While I couldn't find an official statement that the laptop can handle three displays, if you look up your video card it does show up on Intel's list of supported three-display configurations. I'm going to go out on a limb and say you don't also have an AMD GPU in your laptop - if that's showing up in your Device Manager you may have a bad driver or something else going on, which brings us to the first order of business:
1. Update all of your drivers.
Intel probably has some sort of built-in software you can use to manage your display settings - you don't necessarily need to update that, but definitely make sure everything under "Display adapters" in Device Manager is up-to-date - you can uninstall it/them and restart your machine if needed, as the driver(s) should auto-reload and you can check for fresh updates.

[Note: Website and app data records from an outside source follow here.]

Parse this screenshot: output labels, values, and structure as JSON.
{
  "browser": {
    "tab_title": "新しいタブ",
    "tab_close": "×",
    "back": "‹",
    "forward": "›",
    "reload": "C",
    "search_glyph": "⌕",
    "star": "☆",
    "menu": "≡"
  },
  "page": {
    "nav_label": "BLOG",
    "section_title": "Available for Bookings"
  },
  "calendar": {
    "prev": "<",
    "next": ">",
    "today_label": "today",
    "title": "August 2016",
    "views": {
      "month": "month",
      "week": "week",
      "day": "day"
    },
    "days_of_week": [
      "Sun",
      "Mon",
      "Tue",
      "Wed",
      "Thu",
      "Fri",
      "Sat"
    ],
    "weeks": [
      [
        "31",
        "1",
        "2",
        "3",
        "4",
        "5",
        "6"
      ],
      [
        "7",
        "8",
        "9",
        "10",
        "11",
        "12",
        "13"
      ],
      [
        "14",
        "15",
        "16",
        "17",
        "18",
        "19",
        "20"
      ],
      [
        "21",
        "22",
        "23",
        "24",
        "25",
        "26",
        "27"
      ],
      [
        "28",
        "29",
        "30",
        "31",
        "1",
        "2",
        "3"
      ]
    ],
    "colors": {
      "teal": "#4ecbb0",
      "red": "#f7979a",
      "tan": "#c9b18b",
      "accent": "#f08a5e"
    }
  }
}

2. Test the two external monitors without the laptop display
Make sure you edit your power settings to not make your laptop sleep when you close it, connect both monitors, and then close your laptop lid. As long as one monitor displays you can troubleshoot the other from there - it's important to make sure they can both be detected at the same time and that they are each set to a compatible resolution (if one has a VGA and one has an HDMI, I would imagine the resolutions will vary).
3. Bring the laptop display back into the mix

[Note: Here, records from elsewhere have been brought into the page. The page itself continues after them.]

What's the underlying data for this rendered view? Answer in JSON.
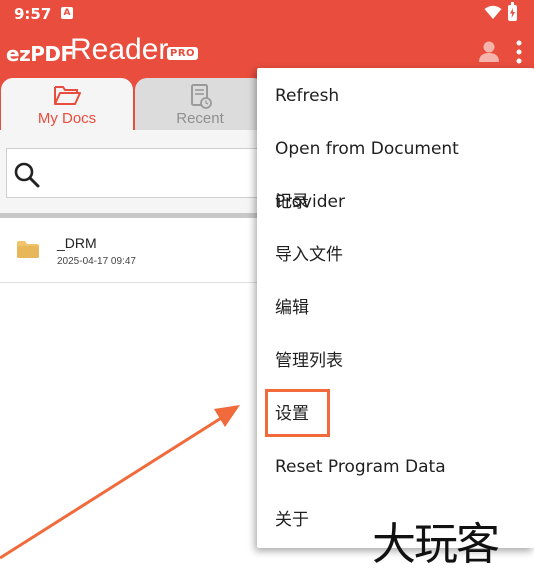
{
  "status_bar": {
    "time": "9:57",
    "notification_glyph": "A"
  },
  "header": {
    "logo_prefix": "ezPDF",
    "logo_name": "Reader",
    "logo_badge": "PRO",
    "background_color": "#e84d3d"
  },
  "tabs": [
    {
      "label": "My Docs",
      "icon": "folder-open-icon",
      "selected": true
    },
    {
      "label": "Recent",
      "icon": "recent-docs-icon",
      "selected": false
    }
  ],
  "search": {
    "placeholder": ""
  },
  "files": [
    {
      "name": "_DRM",
      "date": "2025-04-17 09:47",
      "icon": "folder-icon"
    }
  ],
  "menu": {
    "items": [
      {
        "label": "Refresh"
      },
      {
        "label": "Open from Document Provider"
      },
      {
        "label": "记录"
      },
      {
        "label": "导入文件"
      },
      {
        "label": "编辑"
      },
      {
        "label": "管理列表"
      },
      {
        "label": "设置"
      },
      {
        "label": "Reset Program Data"
      },
      {
        "label": "关于"
      }
    ],
    "highlighted_item": "设置",
    "highlight_color": "#f06a3c"
  },
  "watermark": {
    "text": "大玩客"
  }
}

If you can get both external displays working, open your lid back up - it may be good-to-go right off of the bat, or you may have to tweak some other resolution/display settings; sometimes a computer can support three-displays but not necessarily be able to extend to three (i.e. two displays may have to be duplicated).

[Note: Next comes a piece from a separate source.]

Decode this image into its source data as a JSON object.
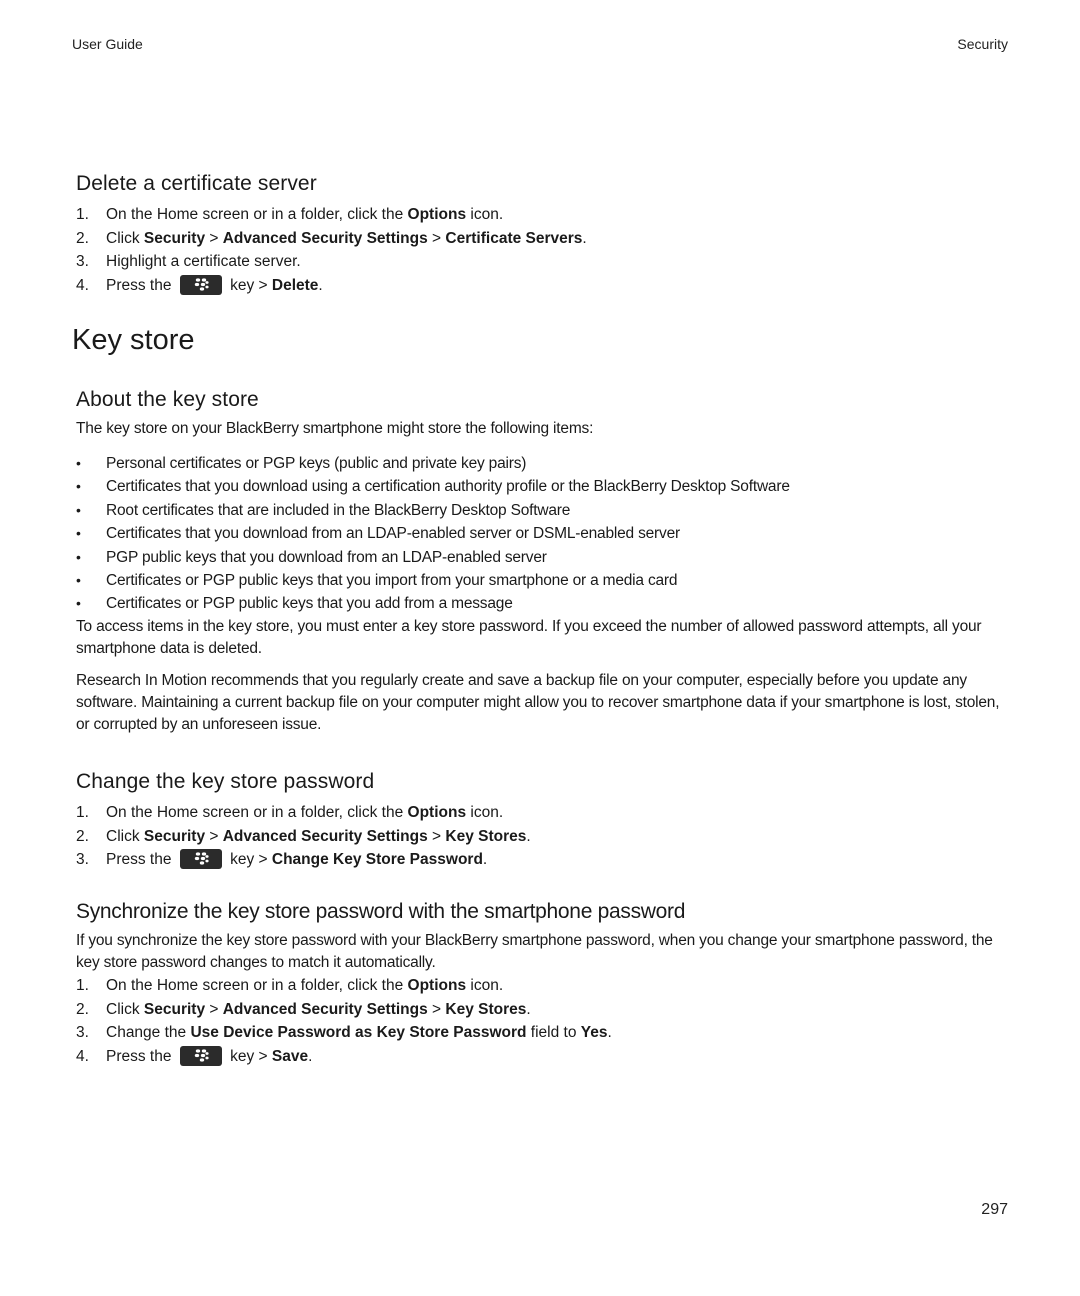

Ultimately: even after you make sure everything is updated, sometimes getting your displays to all come up correctly just takes some playing around with. It's a familiar dance of power-cycling, unplugging cables, plugging them back in, and changing your settings. Let us know if this helps at all and we can go from there.